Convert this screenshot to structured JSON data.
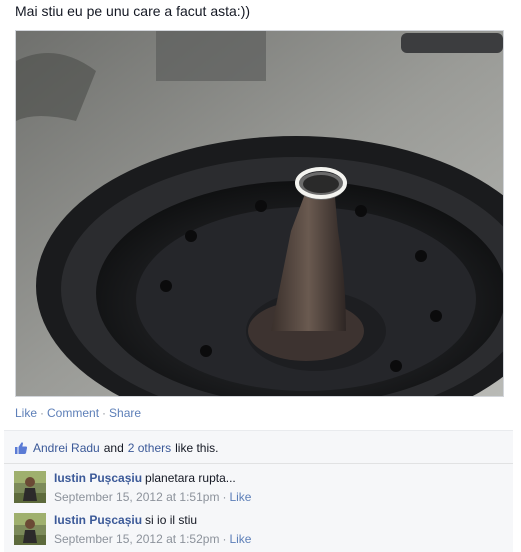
{
  "post": {
    "text": "Mai stiu eu pe unu care a facut asta:))"
  },
  "actions": {
    "like": "Like",
    "comment": "Comment",
    "share": "Share",
    "separator": "·"
  },
  "likes": {
    "name": "Andrei Radu",
    "conjunction": "and",
    "others": "2 others",
    "suffix": "like this.",
    "icon": "thumbs-up-icon"
  },
  "comments": [
    {
      "author": "Iustin Pușcașiu",
      "text": "planetara rupta...",
      "timestamp": "September 15, 2012 at 1:51pm",
      "like": "Like"
    },
    {
      "author": "Iustin Pușcașiu",
      "text": "si io il stiu",
      "timestamp": "September 15, 2012 at 1:52pm",
      "like": "Like"
    }
  ],
  "colors": {
    "link": "#3b5998",
    "action_link": "#5d7fb8",
    "meta": "#8c929b",
    "ufi_background": "#f6f7f9"
  }
}
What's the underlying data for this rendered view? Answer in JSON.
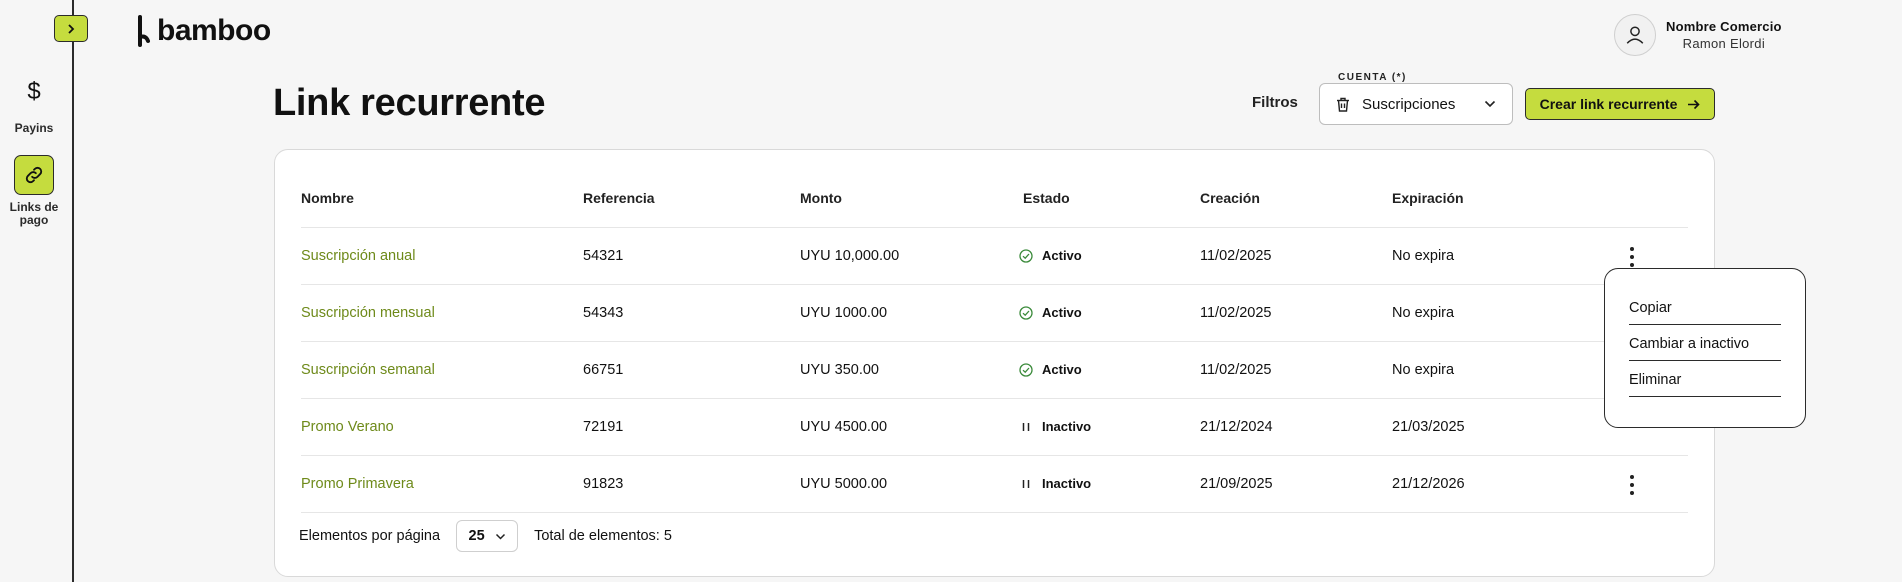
{
  "sidebar": {
    "items": [
      {
        "label": "Payins",
        "icon": "dollar-icon"
      },
      {
        "label": "Links de pago",
        "icon": "link-icon"
      }
    ]
  },
  "header": {
    "logo_text": "bamboo",
    "user": {
      "company": "Nombre Comercio",
      "name": "Ramon Elordi"
    }
  },
  "page": {
    "title": "Link recurrente",
    "filters_label": "Filtros",
    "account": {
      "legend": "CUENTA (*)",
      "value": "Suscripciones"
    },
    "create_button": "Crear link recurrente"
  },
  "table": {
    "headers": {
      "name": "Nombre",
      "reference": "Referencia",
      "amount": "Monto",
      "status": "Estado",
      "created": "Creación",
      "expires": "Expiración"
    },
    "rows": [
      {
        "name": "Suscripción anual",
        "reference": "54321",
        "amount": "UYU 10,000.00",
        "status": "Activo",
        "created": "11/02/2025",
        "expires": "No expira"
      },
      {
        "name": "Suscripción mensual",
        "reference": "54343",
        "amount": "UYU 1000.00",
        "status": "Activo",
        "created": "11/02/2025",
        "expires": "No expira"
      },
      {
        "name": "Suscripción semanal",
        "reference": "66751",
        "amount": "UYU 350.00",
        "status": "Activo",
        "created": "11/02/2025",
        "expires": "No expira"
      },
      {
        "name": "Promo Verano",
        "reference": "72191",
        "amount": "UYU 4500.00",
        "status": "Inactivo",
        "created": "21/12/2024",
        "expires": "21/03/2025"
      },
      {
        "name": "Promo Primavera",
        "reference": "91823",
        "amount": "UYU 5000.00",
        "status": "Inactivo",
        "created": "21/09/2025",
        "expires": "21/12/2026"
      }
    ],
    "footer": {
      "per_page_label": "Elementos por página",
      "per_page_value": "25",
      "total": "Total de elementos: 5"
    }
  },
  "context_menu": {
    "items": [
      "Copiar",
      "Cambiar a inactivo",
      "Eliminar"
    ]
  },
  "colors": {
    "accent": "#c5dc3e",
    "link_text": "#6e8a1a",
    "border_dark": "#2b2b2b"
  }
}
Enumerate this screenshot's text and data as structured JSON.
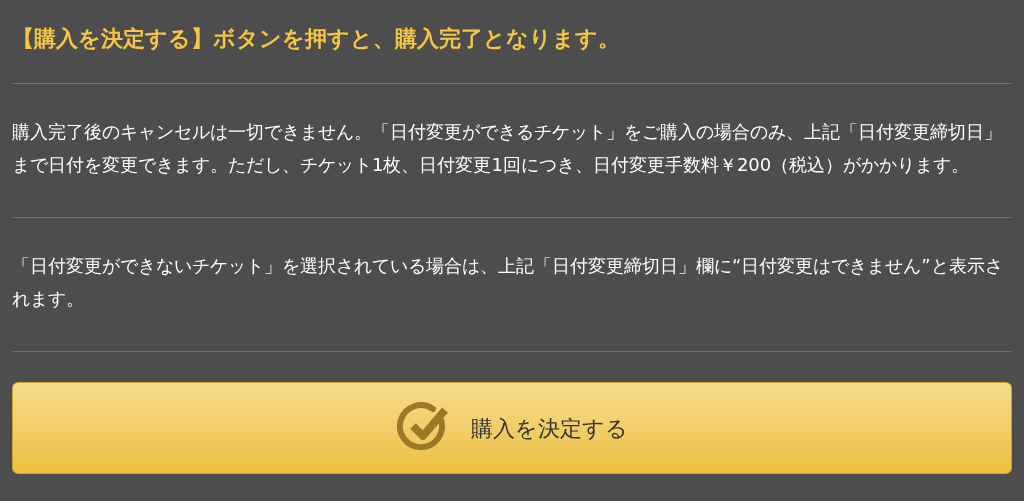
{
  "heading": "【購入を決定する】ボタンを押すと、購入完了となります。",
  "paragraphs": [
    "購入完了後のキャンセルは一切できません。「日付変更ができるチケット」をご購入の場合のみ、上記「日付変更締切日」まで日付を変更できます。ただし、チケット1枚、日付変更1回につき、日付変更手数料￥200（税込）がかかります。",
    "「日付変更ができないチケット」を選択されている場合は、上記「日付変更締切日」欄に“日付変更はできません”と表示されます。"
  ],
  "button": {
    "label": "購入を決定する"
  }
}
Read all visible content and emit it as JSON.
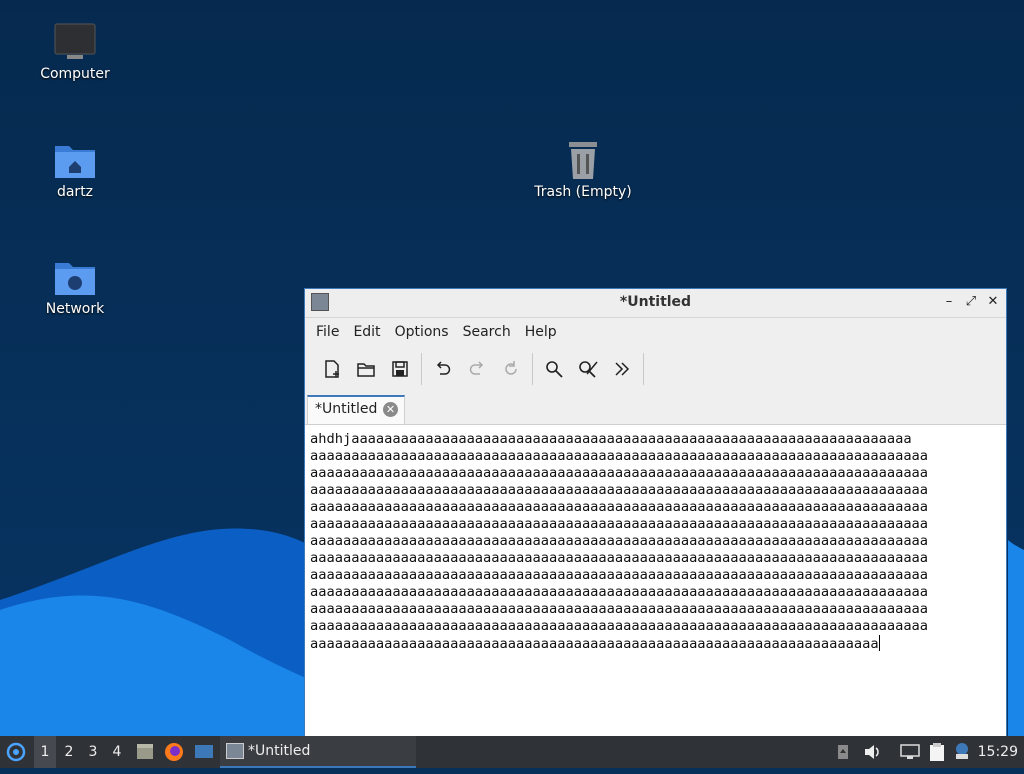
{
  "desktop": {
    "icons": [
      {
        "label": "Computer"
      },
      {
        "label": "dartz"
      },
      {
        "label": "Network"
      },
      {
        "label": "Trash (Empty)"
      }
    ]
  },
  "window": {
    "title": "*Untitled",
    "menu": [
      "File",
      "Edit",
      "Options",
      "Search",
      "Help"
    ],
    "tab_label": "*Untitled",
    "toolbar_icons": [
      "new-document-icon",
      "open-folder-icon",
      "save-icon",
      "undo-icon",
      "redo-icon",
      "reload-icon",
      "find-icon",
      "find-replace-icon",
      "more-icon"
    ],
    "lines": [
      "ahdhjaaaaaaaaaaaaaaaaaaaaaaaaaaaaaaaaaaaaaaaaaaaaaaaaaaaaaaaaaaaaaaaaaaaa",
      "aaaaaaaaaaaaaaaaaaaaaaaaaaaaaaaaaaaaaaaaaaaaaaaaaaaaaaaaaaaaaaaaaaaaaaaaaaa",
      "aaaaaaaaaaaaaaaaaaaaaaaaaaaaaaaaaaaaaaaaaaaaaaaaaaaaaaaaaaaaaaaaaaaaaaaaaaa",
      "aaaaaaaaaaaaaaaaaaaaaaaaaaaaaaaaaaaaaaaaaaaaaaaaaaaaaaaaaaaaaaaaaaaaaaaaaaa",
      "aaaaaaaaaaaaaaaaaaaaaaaaaaaaaaaaaaaaaaaaaaaaaaaaaaaaaaaaaaaaaaaaaaaaaaaaaaa",
      "aaaaaaaaaaaaaaaaaaaaaaaaaaaaaaaaaaaaaaaaaaaaaaaaaaaaaaaaaaaaaaaaaaaaaaaaaaa",
      "aaaaaaaaaaaaaaaaaaaaaaaaaaaaaaaaaaaaaaaaaaaaaaaaaaaaaaaaaaaaaaaaaaaaaaaaaaa",
      "aaaaaaaaaaaaaaaaaaaaaaaaaaaaaaaaaaaaaaaaaaaaaaaaaaaaaaaaaaaaaaaaaaaaaaaaaaa",
      "aaaaaaaaaaaaaaaaaaaaaaaaaaaaaaaaaaaaaaaaaaaaaaaaaaaaaaaaaaaaaaaaaaaaaaaaaaa",
      "aaaaaaaaaaaaaaaaaaaaaaaaaaaaaaaaaaaaaaaaaaaaaaaaaaaaaaaaaaaaaaaaaaaaaaaaaaa",
      "aaaaaaaaaaaaaaaaaaaaaaaaaaaaaaaaaaaaaaaaaaaaaaaaaaaaaaaaaaaaaaaaaaaaaaaaaaa",
      "aaaaaaaaaaaaaaaaaaaaaaaaaaaaaaaaaaaaaaaaaaaaaaaaaaaaaaaaaaaaaaaaaaaaaaaaaaa",
      "aaaaaaaaaaaaaaaaaaaaaaaaaaaaaaaaaaaaaaaaaaaaaaaaaaaaaaaaaaaaaaaaaaaaa"
    ]
  },
  "taskbar": {
    "workspaces": [
      "1",
      "2",
      "3",
      "4"
    ],
    "active_workspace": "1",
    "task_label": "*Untitled",
    "clock": "15:29"
  },
  "colors": {
    "accent": "#3d78b8",
    "desktop_bg": "#062a4f",
    "wave_light": "#1e8ff0",
    "wave_dark": "#0b5fc4",
    "taskbar_bg": "#2f3236"
  }
}
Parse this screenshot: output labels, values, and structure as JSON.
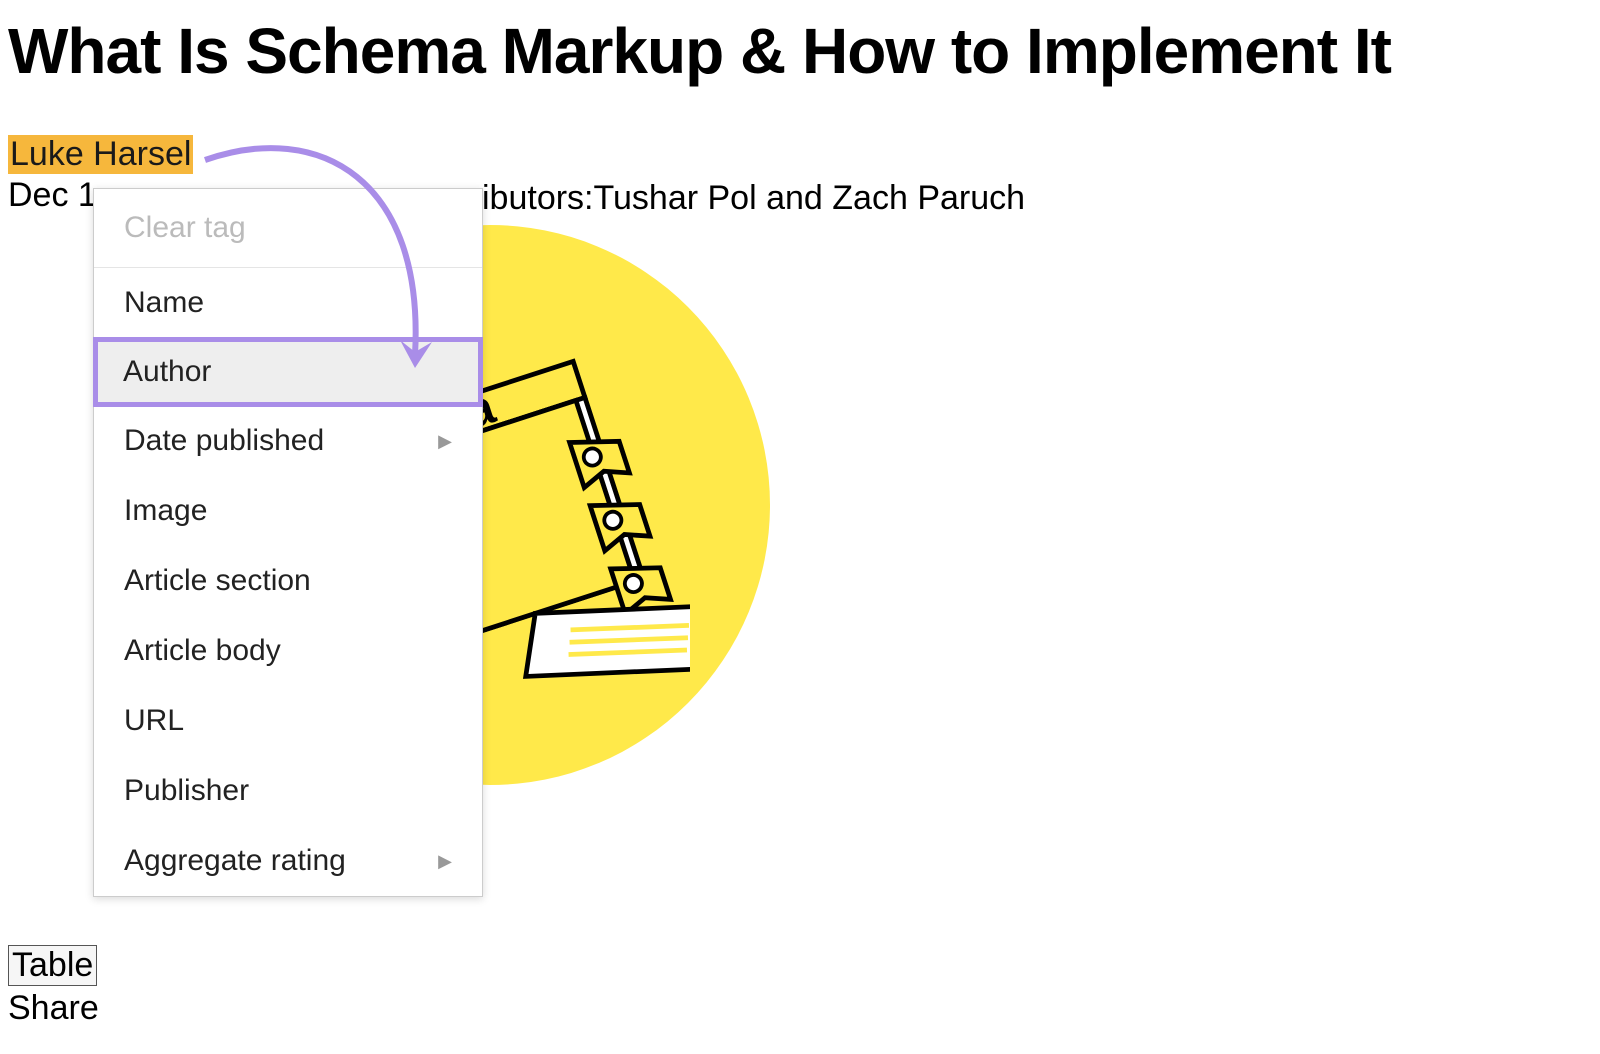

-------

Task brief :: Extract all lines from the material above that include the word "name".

Answer box ::
    "name": "Andrei Radu",
      "name": "Ramon Elordi"
      "name": "Nombre",
        "name": "Suscripción anual",
        "name": "Suscripción mensual",
        "name": "Suscripción semanal",
        "name": "Promo Verano",
        "name": "Promo Primavera",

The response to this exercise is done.